Famous Toastery chief dishes on restaurant group’s growth
Childhood friends Robert Maynard and Brian Burchill are gradually breaking through what they call “the boring casual breakfast segment” in building Davidson-based Famous Toastery into a chain of about 40 restaurants, half in North Carolina. Entrepreneur Magazine’s Franchise 500 listed the chain as one of the companies to look out for this year, and plans call for five more stores to open in the Charlotte area. Maynard talked about the business in an interview that is slightly edited for clarity.
Where did you grow up, where did you go to school and how did you get to Charlotte?
I grew up in the Bronx and then moved to Long Island where I met Brian. After high school, it became clear that college was not the right choice for me. I didn’t agree with all the debt and time involved. I always knew I would be an entrepreneur, always knew I was meant to make my own way, and the best way to learn as an entrepreneur is on the job. I started visiting Charlotte and Davidson in the early 2000s and fell in love. After living in Manhattan for 20 years, the change of scenery was welcome not only for Brian and myself, but also offered a fresh new place for our business.
How much experience did you have in restaurants before starting Famous Toastery?
Zero. Brian worked in all the best restaurants in New York. I come from a banking and real estate background, but could speak his language because we grew up together, on the same block on Long Island and then in New York City. When the time came to open a business, partnering with Brian was a no brainer, and I trusted that his restaurant experience and my financial experience were a match made in heaven.
Who are your financial partners, if any?
Famous Toastery is solely owned by us.
How many stores do you want to open?
I feel like people get too caught up in the number of stores a company has and keep track of that number like a score. We don’t think that way at Famous Toastery. We are more concerned with serving locals quality breakfast and lunch, made from scratch, every day.
Is most of your growth through franchising?
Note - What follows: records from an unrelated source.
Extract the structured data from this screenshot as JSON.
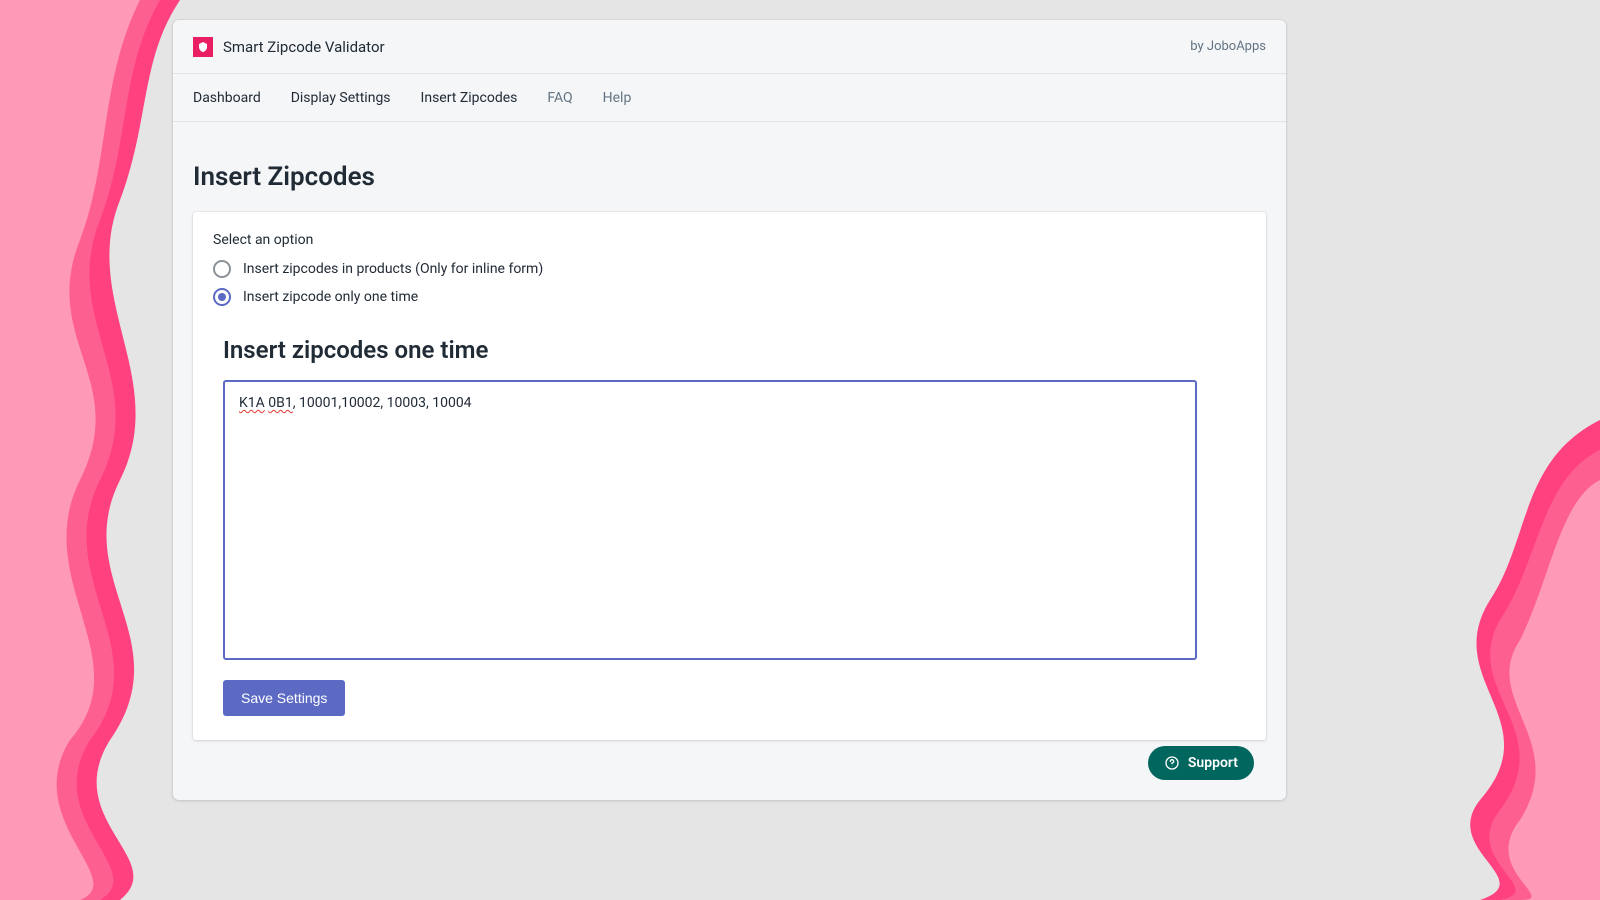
{
  "header": {
    "app_title": "Smart Zipcode Validator",
    "by_text": "by JoboApps"
  },
  "nav": {
    "items": [
      {
        "label": "Dashboard",
        "muted": false
      },
      {
        "label": "Display Settings",
        "muted": false
      },
      {
        "label": "Insert Zipcodes",
        "muted": false
      },
      {
        "label": "FAQ",
        "muted": true
      },
      {
        "label": "Help",
        "muted": true
      }
    ]
  },
  "page": {
    "title": "Insert Zipcodes",
    "option_group_label": "Select an option",
    "options": [
      {
        "label": "Insert zipcodes in products (Only for inline form)",
        "checked": false
      },
      {
        "label": "Insert zipcode only one time",
        "checked": true
      }
    ],
    "section_title": "Insert zipcodes one time",
    "textarea_value_parts": {
      "spell1": "K1A",
      "space": " ",
      "spell2": "0B1",
      "rest": ", 10001,10002, 10003, 10004"
    },
    "save_label": "Save Settings"
  },
  "support": {
    "label": "Support"
  }
}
Out of the 10 locations we are looking to open by 2020, three will be corporate owned, while seven will be franchises. We understand the ups and downs of owning and operating a restaurant and can relate to the challenges that come along with the territory.
How many units have closed over the period you have franchised the concept?
We have closed three locations since opening in 2005. They are three great examples of what happens when a business plan is not followed. People do not buy franchises to reinvent the wheel, but to own their own business within an existing structure in place, which we provide, and when that structure is compromised, problems begin to arise, which could lead to a closure.
For those who do choose to franchise with us, however, structure is essential, and we don’t advertise it falsely. When a franchisee first opens a Famous Toastery, they should be there seven days a week, from before the doors open until long after they are closed. It’s simple. We provide the structure, the brand, and the resources. After that, it is up to franchisees to work hard and create their own success. We are more mature now, and able to open corporate locations, so it allows us to be more selective with who franchises with us. I foresee that allowing us to avoid closures in the future.
What does a franchise cost?
We founded Famous Toastery in 2005 ,and it wasn’t until 2013 that we introduced franchising with a barebones location known as a “cold, dark, shell,” starting at $600,000 and going up from there. Of course, things can change depending on various factors, like the location being an existing restaurant already.
Is the declining number of family owned diners specializing in breakfast options helpful?
Famous Toastery’s success is due to being good at what we do. We have one goal: to provide our clients with excellent service across the board as well as excellent food made from scratch every day. We make everything in house. Every day, we roast our own turkey, fly in fresh lobster, roast our own corned beef hash, make our own dressings.
How does FT distinguish itself from casual breakfast chains like Denny’s and IHOP?
Comparing Famous Toastery to Denny’s and IHOP is like comparing apples to wrenches. Our food is fresh, served from 7 a.m. to 3 p.m. We don’t own fryers or heat lamps. Do we all serve breakfast foods? Sure, but that is about all we have in common. They do what they do well, and so do we.
What has been your biggest challenge with Famous Toastery?
Lately it has been employment. There are more jobs than there are people it seems. Personally, I am happy to see that employees have more of a voice in the workplace, that they get to dictate and demand more. Overall, I don’t see it as a challenge, but rather as an opportunity to use new regulations in place to my advantage and to hire better people.